Assigned task:
Go through the entries and copy every line that has the string "Large" in it.

Data records for software interfaces:
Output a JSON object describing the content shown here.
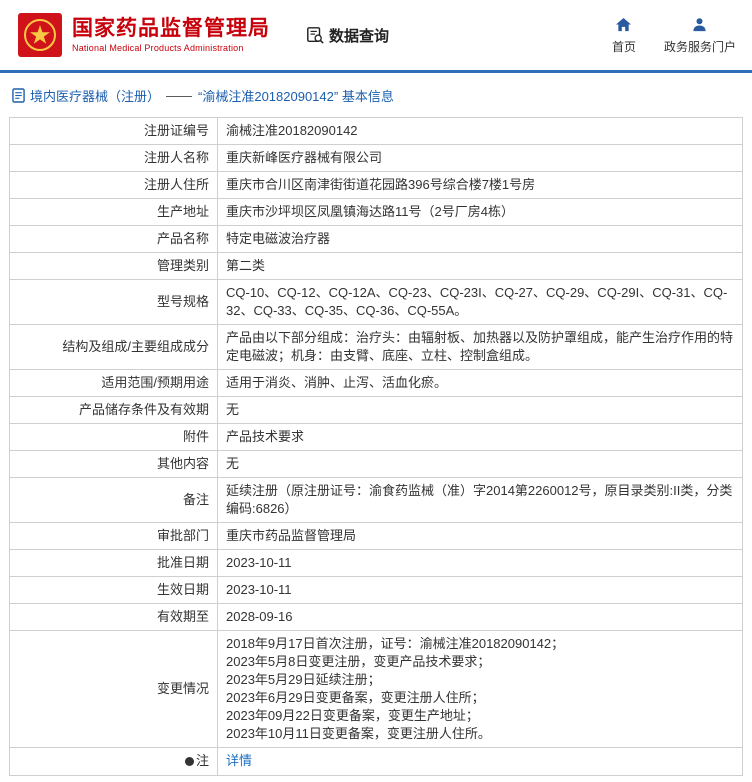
{
  "header": {
    "org_cn": "国家药品监督管理局",
    "org_en": "National Medical Products Administration",
    "data_query": "数据查询",
    "home": "首页",
    "portal": "政务服务门户"
  },
  "breadcrumb": {
    "section": "境内医疗器械（注册）",
    "separator": "——",
    "current": "“渝械注准20182090142” 基本信息"
  },
  "colors": {
    "brand_red": "#c7000b",
    "accent_blue": "#2f6db8",
    "link_blue": "#1b6dc1",
    "border_gray": "#cfcfcf"
  },
  "table": {
    "rows": [
      {
        "label": "注册证编号",
        "value": "渝械注准20182090142"
      },
      {
        "label": "注册人名称",
        "value": "重庆新峰医疗器械有限公司"
      },
      {
        "label": "注册人住所",
        "value": "重庆市合川区南津街街道花园路396号综合楼7楼1号房"
      },
      {
        "label": "生产地址",
        "value": "重庆市沙坪坝区凤凰镇海达路11号（2号厂房4栋）"
      },
      {
        "label": "产品名称",
        "value": "特定电磁波治疗器"
      },
      {
        "label": "管理类别",
        "value": "第二类"
      },
      {
        "label": "型号规格",
        "value": "CQ-10、CQ-12、CQ-12A、CQ-23、CQ-23I、CQ-27、CQ-29、CQ-29I、CQ-31、CQ-32、CQ-33、CQ-35、CQ-36、CQ-55A。"
      },
      {
        "label": "结构及组成/主要组成成分",
        "value": "产品由以下部分组成：治疗头：由辐射板、加热器以及防护罩组成，能产生治疗作用的特定电磁波；机身：由支臂、底座、立柱、控制盒组成。"
      },
      {
        "label": "适用范围/预期用途",
        "value": "适用于消炎、消肿、止泻、活血化瘀。"
      },
      {
        "label": "产品储存条件及有效期",
        "value": "无"
      },
      {
        "label": "附件",
        "value": "产品技术要求"
      },
      {
        "label": "其他内容",
        "value": "无"
      },
      {
        "label": "备注",
        "value": "延续注册（原注册证号：渝食药监械（准）字2014第2260012号，原目录类别:II类，分类编码:6826）"
      },
      {
        "label": "审批部门",
        "value": "重庆市药品监督管理局"
      },
      {
        "label": "批准日期",
        "value": "2023-10-11"
      },
      {
        "label": "生效日期",
        "value": "2023-10-11"
      },
      {
        "label": "有效期至",
        "value": "2028-09-16"
      },
      {
        "label": "变更情况",
        "value": "2018年9月17日首次注册，证号：渝械注准20182090142；\n2023年5月8日变更注册，变更产品技术要求；\n2023年5月29日延续注册；\n2023年6月29日变更备案，变更注册人住所；\n2023年09月22日变更备案，变更生产地址；\n2023年10月11日变更备案，变更注册人住所。"
      }
    ]
  },
  "note_row": {
    "label": "注",
    "link": "详情"
  }
}
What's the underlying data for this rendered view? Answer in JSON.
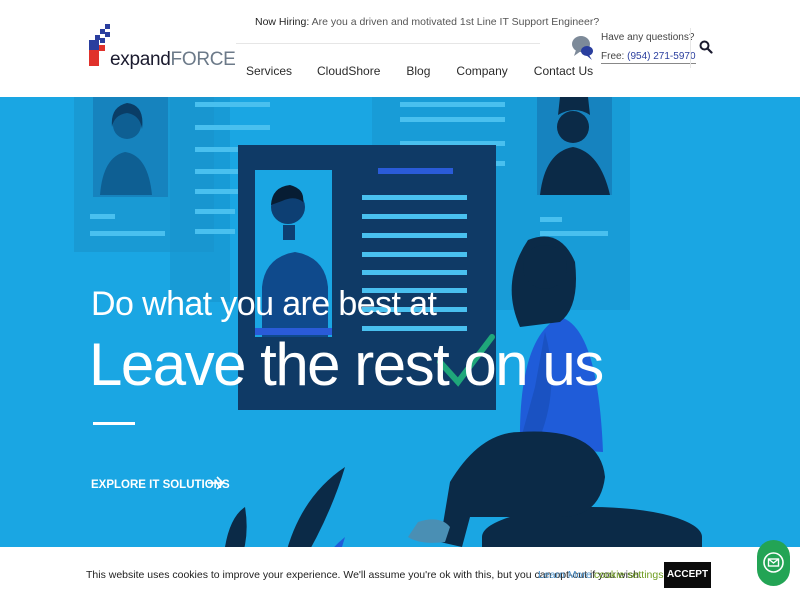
{
  "brand": {
    "name_part1": "expand",
    "name_part2": "FORCE",
    "colors": {
      "red": "#e0312b",
      "blue": "#2a3e9e",
      "dark": "#1a1a2e"
    }
  },
  "header": {
    "hiring_label": "Now Hiring:",
    "hiring_text": "Are you a driven and motivated 1st Line IT Support Engineer?",
    "nav": [
      "Services",
      "CloudShore",
      "Blog",
      "Company",
      "Contact Us"
    ],
    "contact_question": "Have any questions?",
    "contact_phone_label": "Free:",
    "contact_phone": "(954) 271-5970",
    "search_icon": "search-icon"
  },
  "hero": {
    "subtitle": "Do what you are best at",
    "title": "Leave the rest on us",
    "cta": "EXPLORE IT SOLUTIONS",
    "background": "#1aa6e3"
  },
  "cookie": {
    "text": "This website uses cookies to improve your experience. We'll assume you're ok with this, but you can opt-out if you wish.",
    "learn_more": "Learn More",
    "settings": "cookie settings",
    "accept": "ACCEPT"
  },
  "fab": {
    "icon": "mail-icon",
    "color": "#23a455"
  }
}
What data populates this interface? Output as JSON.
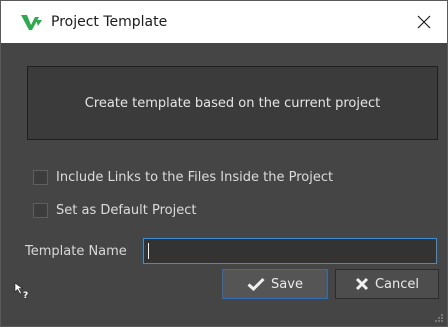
{
  "window": {
    "title": "Project Template",
    "app_icon": "wavelab-logo-icon",
    "close_icon": "close-icon"
  },
  "create_template": {
    "label": "Create template based on the current project"
  },
  "options": [
    {
      "label": "Include Links to the Files Inside the Project",
      "checked": false
    },
    {
      "label": "Set as Default Project",
      "checked": false
    }
  ],
  "template_name": {
    "label": "Template Name",
    "value": ""
  },
  "buttons": {
    "save_label": "Save",
    "save_icon": "checkmark-icon",
    "cancel_label": "Cancel",
    "cancel_icon": "x-icon"
  },
  "footer": {
    "help_icon": "whats-this-help-icon",
    "grip_icon": "resize-grip-icon"
  },
  "colors": {
    "accent": "#3b8fd9",
    "app_icon_green": "#2fa84f"
  }
}
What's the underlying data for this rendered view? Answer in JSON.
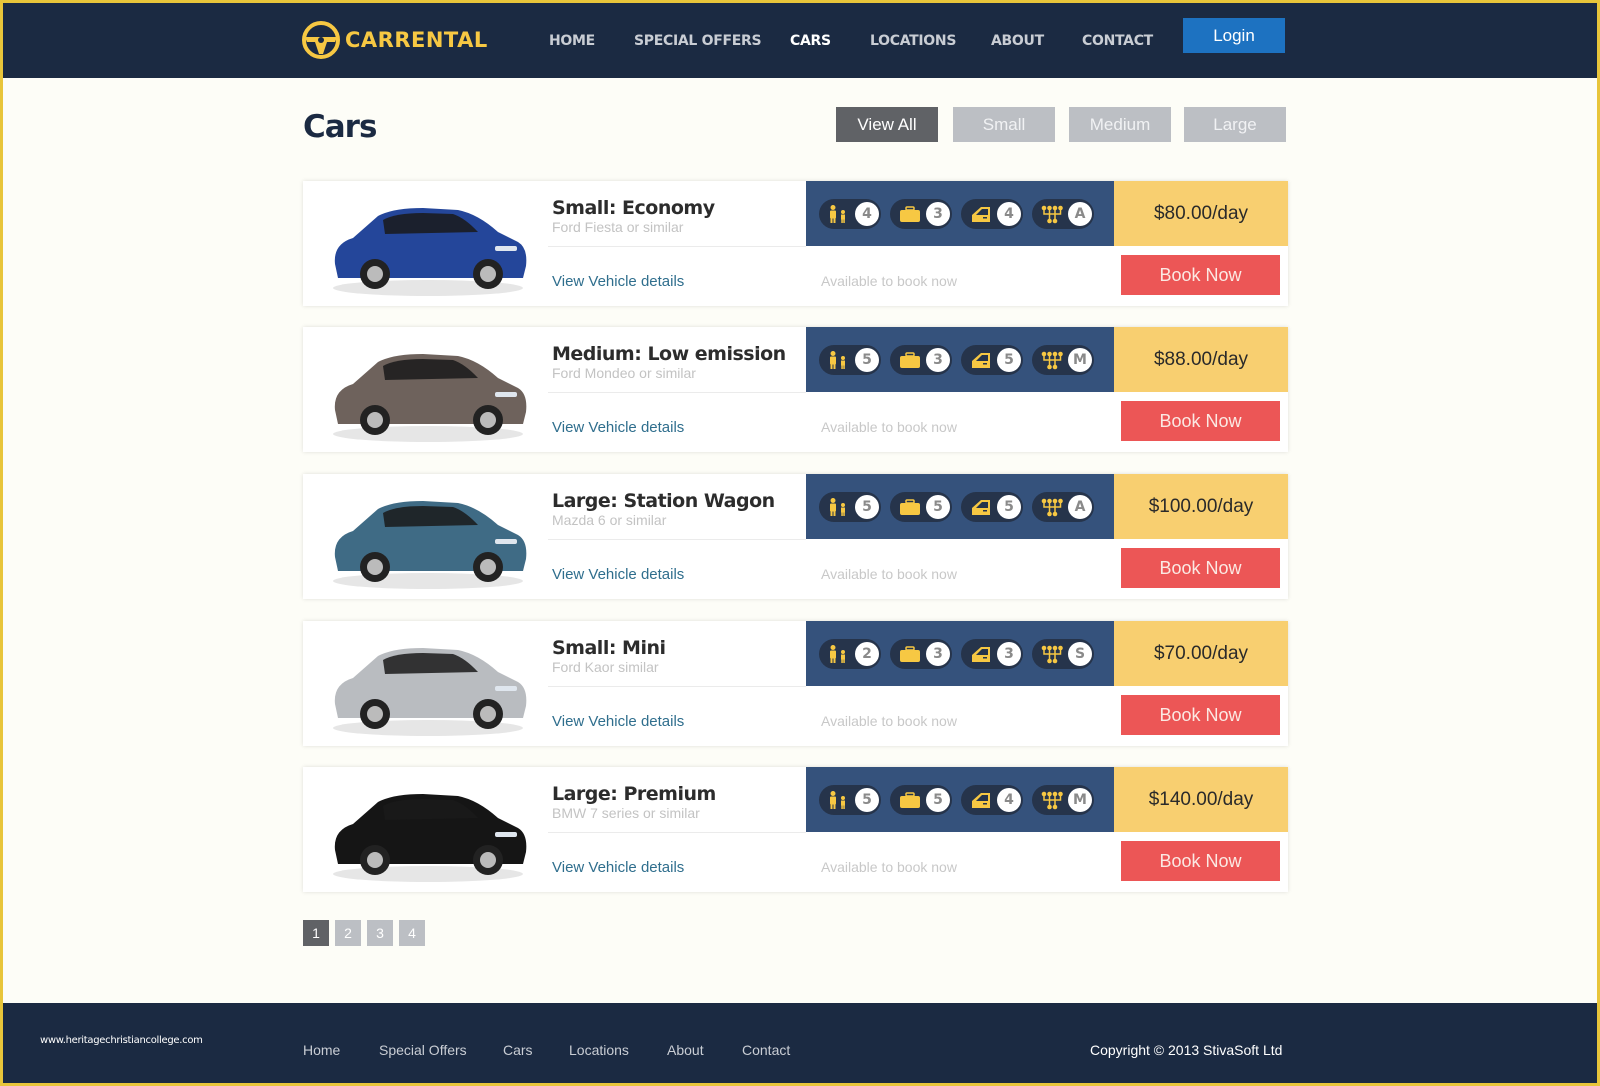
{
  "header": {
    "brand": "CARRENTAL",
    "nav": [
      {
        "label": "HOME",
        "active": false
      },
      {
        "label": "SPECIAL OFFERS",
        "active": false
      },
      {
        "label": "CARS",
        "active": true
      },
      {
        "label": "LOCATIONS",
        "active": false
      },
      {
        "label": "ABOUT",
        "active": false
      },
      {
        "label": "CONTACT",
        "active": false
      }
    ],
    "login_label": "Login"
  },
  "page": {
    "title": "Cars",
    "filters": [
      {
        "label": "View All",
        "active": true
      },
      {
        "label": "Small",
        "active": false
      },
      {
        "label": "Medium",
        "active": false
      },
      {
        "label": "Large",
        "active": false
      }
    ]
  },
  "cars": [
    {
      "name": "Small: Economy",
      "model": "Ford Fiesta or similar",
      "details_link": "View Vehicle details",
      "availability": "Available to book now",
      "passengers": "4",
      "luggage": "3",
      "doors": "4",
      "transmission": "A",
      "price": "$80.00/day",
      "book_label": "Book Now",
      "image": "car-blue-hatchback",
      "color": "#24469a"
    },
    {
      "name": "Medium: Low emission",
      "model": "Ford Mondeo or similar",
      "details_link": "View Vehicle details",
      "availability": "Available to book now",
      "passengers": "5",
      "luggage": "3",
      "doors": "5",
      "transmission": "M",
      "price": "$88.00/day",
      "book_label": "Book Now",
      "image": "car-brown-sedan",
      "color": "#6e625c"
    },
    {
      "name": "Large: Station Wagon",
      "model": "Mazda 6 or similar",
      "details_link": "View Vehicle details",
      "availability": "Available to book now",
      "passengers": "5",
      "luggage": "5",
      "doors": "5",
      "transmission": "A",
      "price": "$100.00/day",
      "book_label": "Book Now",
      "image": "car-teal-sedan",
      "color": "#3f6b85"
    },
    {
      "name": "Small: Mini",
      "model": "Ford Kaor similar",
      "details_link": "View Vehicle details",
      "availability": "Available to book now",
      "passengers": "2",
      "luggage": "3",
      "doors": "3",
      "transmission": "S",
      "price": "$70.00/day",
      "book_label": "Book Now",
      "image": "car-silver-mini",
      "color": "#b9bcc0"
    },
    {
      "name": "Large: Premium",
      "model": "BMW 7 series or similar",
      "details_link": "View Vehicle details",
      "availability": "Available to book now",
      "passengers": "5",
      "luggage": "5",
      "doors": "4",
      "transmission": "M",
      "price": "$140.00/day",
      "book_label": "Book Now",
      "image": "car-black-luxury",
      "color": "#151515"
    }
  ],
  "pagination": [
    {
      "label": "1",
      "active": true
    },
    {
      "label": "2",
      "active": false
    },
    {
      "label": "3",
      "active": false
    },
    {
      "label": "4",
      "active": false
    }
  ],
  "footer": {
    "watermark": "www.heritagechristiancollege.com",
    "links": [
      "Home",
      "Special Offers",
      "Cars",
      "Locations",
      "About",
      "Contact"
    ],
    "copyright": "Copyright © 2013 StivaSoft Ltd"
  },
  "colors": {
    "navy": "#1b2a42",
    "brand_yellow": "#f7c843",
    "login_blue": "#1d72c1",
    "spec_blue": "#35527c",
    "price_yellow": "#f8cf70",
    "book_red": "#ec5656",
    "link_teal": "#2f6e8d"
  }
}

Written response:
        "label": "Large",
      "name": "Large: Station Wagon",
      "name": "Large: Premium",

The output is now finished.